Scenario: you finally come to the awareness that collecting rainwater is a good way to conserve well or city water and a sustainable way to water your garden. So, you set up a barrel to capture rain for use in plant watering. Great idea – right? Wrong. If you live in Colorado, where someone else owns the clouds, you might just be an outlaw!
An excerpt from a New York Times article, A Thirsty Colorado Is Battling Over Who Owns Raindrops, states: “When Jason Story bought an old soy sauce barrel to collect the rain dripping from his downspout, he figured he had found an environmentally friendly way to water his garden’s beets and spinach. But under the quirks of Western water rules, where raindrops are claimed even as they tumble from the sky, he became a water outlaw.”
While water supply has always been limited in the Western US, it’s an even more precious commodity now, as marathon drought has plagued the region for years.
Sustainability has become a wide-reaching message, as individuals and businesses seek ways to conserve water – for without it, we couldn’t survive. However, in Colorado, collecting rain in a barrel, for your own use, is pretty much illegal due to ancient laws that create a system of water rights – meaning it’s not yours – you can’t have it – even if it falls from the clouds onto your own property, because someone else has already claimed it.
Some lawmakers saw this as an antiquated rule and, in the spring of 2015 attempted to make a change, allowing homeowners to collect rainwater on their own properties. But, some with their own personal and commercial interests, stepped in to squash it – one legislator categorized personal rainwater collection as “stealing”.
So far, the law, which could generate fines of up to $500 to an individual, has been largely unenforced.

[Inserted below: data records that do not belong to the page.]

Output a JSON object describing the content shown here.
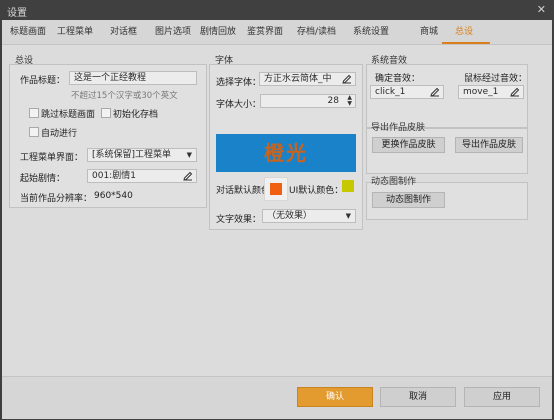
{
  "window": {
    "title": "设置",
    "close": "✕"
  },
  "tabs": [
    {
      "label": "标题画面"
    },
    {
      "label": "工程菜单"
    },
    {
      "label": "对话框"
    },
    {
      "label": "图片选项"
    },
    {
      "label": "剧情回放"
    },
    {
      "label": "鉴赏界面"
    },
    {
      "label": "存档/读档"
    },
    {
      "label": "系统设置"
    },
    {
      "label": "商城"
    },
    {
      "label": "总设"
    }
  ],
  "general": {
    "title": "总设",
    "work_title_label": "作品标题：",
    "work_title_value": "这是一个正经教程",
    "work_title_hint": "不超过15个汉字或30个英文",
    "skip_title": "跳过标题画面",
    "init_save": "初始化存档",
    "auto_run": "自动进行",
    "project_menu_label": "工程菜单界面：",
    "project_menu_value": "[系统保留]工程菜单",
    "start_story_label": "起始剧情：",
    "start_story_value": "001:剧情1",
    "resolution_label": "当前作品分辨率：",
    "resolution_value": "960*540"
  },
  "font": {
    "title": "字体",
    "select_label": "选择字体：",
    "select_value": "方正水云简体_中",
    "size_label": "字体大小：",
    "size_value": "28",
    "preview_text": "橙光",
    "dialog_color_label": "对话默认颜色：",
    "ui_color_label": "UI默认颜色：",
    "dialog_color": "#f06010",
    "ui_color": "#c8c800",
    "effect_label": "文字效果：",
    "effect_value": "（无效果）"
  },
  "sound": {
    "title": "系统音效",
    "confirm_label": "确定音效：",
    "confirm_value": "click_1",
    "hover_label": "鼠标经过音效：",
    "hover_value": "move_1"
  },
  "skin": {
    "title": "导出作品皮肤",
    "change_button": "更换作品皮肤",
    "export_button": "导出作品皮肤"
  },
  "anim": {
    "title": "动态图制作",
    "button": "动态图制作"
  },
  "footer": {
    "ok": "确认",
    "cancel": "取消",
    "apply": "应用"
  },
  "colors": {
    "accent": "#d9801c",
    "preview_bg": "#1a82c8",
    "preview_text": "#c8641e"
  }
}
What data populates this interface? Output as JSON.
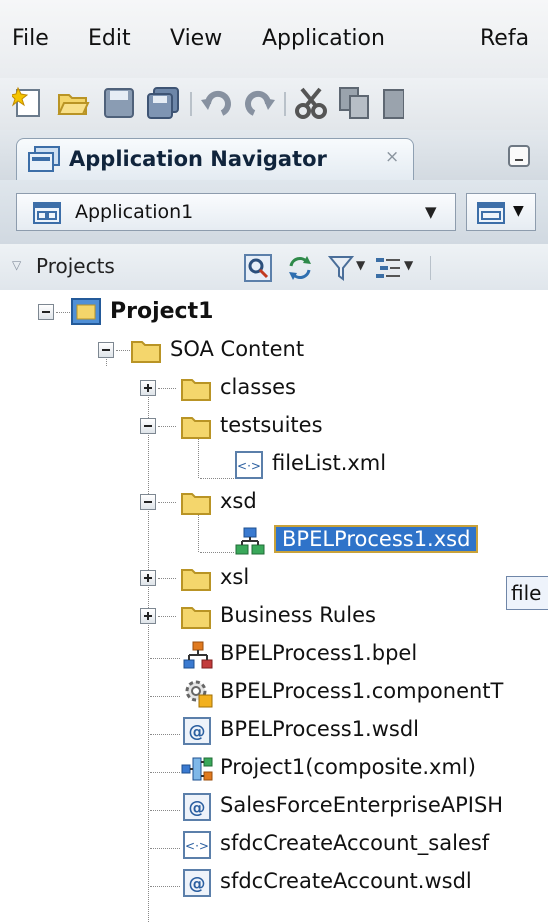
{
  "menubar": {
    "items": [
      {
        "label": "File"
      },
      {
        "label": "Edit"
      },
      {
        "label": "View"
      },
      {
        "label": "Application"
      },
      {
        "label": "Refa"
      }
    ]
  },
  "toolbar": {
    "icons": [
      "new-icon",
      "open-folder-icon",
      "save-icon",
      "save-all-icon",
      "undo-icon",
      "redo-icon",
      "cut-icon",
      "copy-icon",
      "paste-icon"
    ]
  },
  "navigator": {
    "tab_title": "Application Navigator",
    "tab_close": "×",
    "application": "Application1",
    "projects_label": "Projects"
  },
  "tree": {
    "items": [
      {
        "label": "Project1"
      },
      {
        "label": "SOA Content"
      },
      {
        "label": "classes"
      },
      {
        "label": "testsuites"
      },
      {
        "label": "fileList.xml"
      },
      {
        "label": "xsd"
      },
      {
        "label": "BPELProcess1.xsd"
      },
      {
        "label": "xsl"
      },
      {
        "label": "Business Rules"
      },
      {
        "label": "BPELProcess1.bpel"
      },
      {
        "label": "BPELProcess1.componentT"
      },
      {
        "label": "BPELProcess1.wsdl"
      },
      {
        "label": "Project1(composite.xml)"
      },
      {
        "label": "SalesForceEnterpriseAPISH"
      },
      {
        "label": "sfdcCreateAccount_salesf"
      },
      {
        "label": "sfdcCreateAccount.wsdl"
      }
    ]
  },
  "tooltip": {
    "text": "file"
  }
}
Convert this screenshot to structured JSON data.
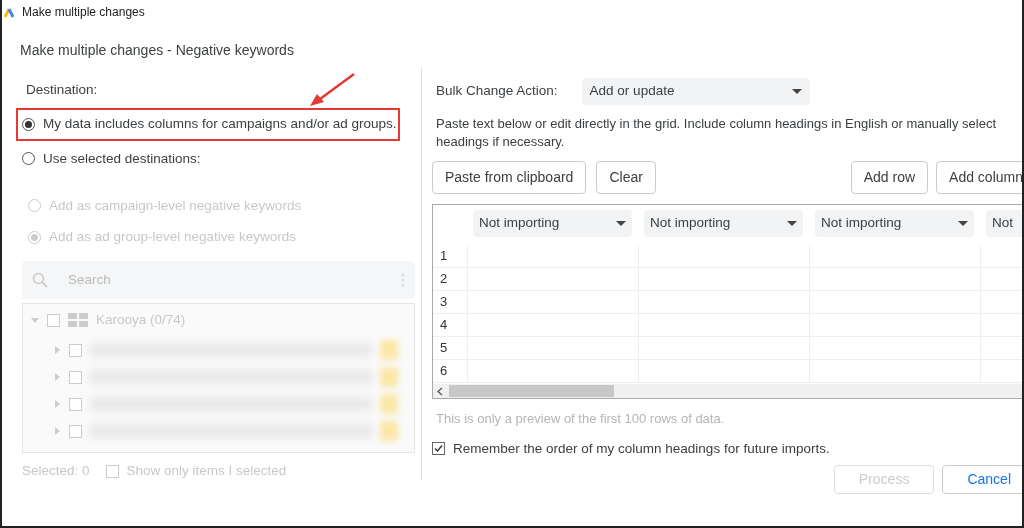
{
  "window": {
    "title": "Make multiple changes"
  },
  "dialog_title": "Make multiple changes - Negative keywords",
  "destination": {
    "label": "Destination:",
    "options": [
      {
        "label": "My data includes columns for campaigns and/or ad groups.",
        "selected": true,
        "highlighted": true
      },
      {
        "label": "Use selected destinations:",
        "selected": false,
        "highlighted": false
      }
    ],
    "sub_options": [
      {
        "label": "Add as campaign-level negative keywords",
        "selected": false,
        "disabled": true
      },
      {
        "label": "Add as ad group-level negative keywords",
        "selected": true,
        "disabled": true
      }
    ],
    "search": {
      "placeholder": "Search"
    },
    "tree": {
      "label": "Karooya (0/74)",
      "expanded": true,
      "checked": false,
      "children": [
        {
          "checked": false,
          "expanded": false
        },
        {
          "checked": false,
          "expanded": false
        },
        {
          "checked": false,
          "expanded": false
        },
        {
          "checked": false,
          "expanded": false
        }
      ]
    },
    "selected_count": "Selected: 0",
    "show_only_selected": {
      "label": "Show only items I selected",
      "checked": false
    }
  },
  "bulk_action": {
    "label": "Bulk Change Action:",
    "value": "Add or update"
  },
  "instructions": "Paste text below or edit directly in the grid. Include column headings in English or manually select headings if necessary.",
  "toolbar_left": [
    "Paste from clipboard",
    "Clear"
  ],
  "toolbar_right": [
    "Add row",
    "Add column"
  ],
  "grid": {
    "columns": [
      "Not importing",
      "Not importing",
      "Not importing",
      "Not"
    ],
    "row_numbers": [
      "1",
      "2",
      "3",
      "4",
      "5",
      "6"
    ]
  },
  "preview_note": "This is only a preview of the first 100 rows of data.",
  "remember_order": {
    "label": "Remember the order of my column headings for future imports.",
    "checked": true
  },
  "footer_buttons": [
    {
      "label": "Process",
      "kind": "button",
      "disabled": true
    },
    {
      "label": "Cancel",
      "kind": "link",
      "disabled": false
    }
  ]
}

The question is, as rainwater collection becomes more popular in the mainstream, what will happen if more folks in Colorado choose to harvest rain?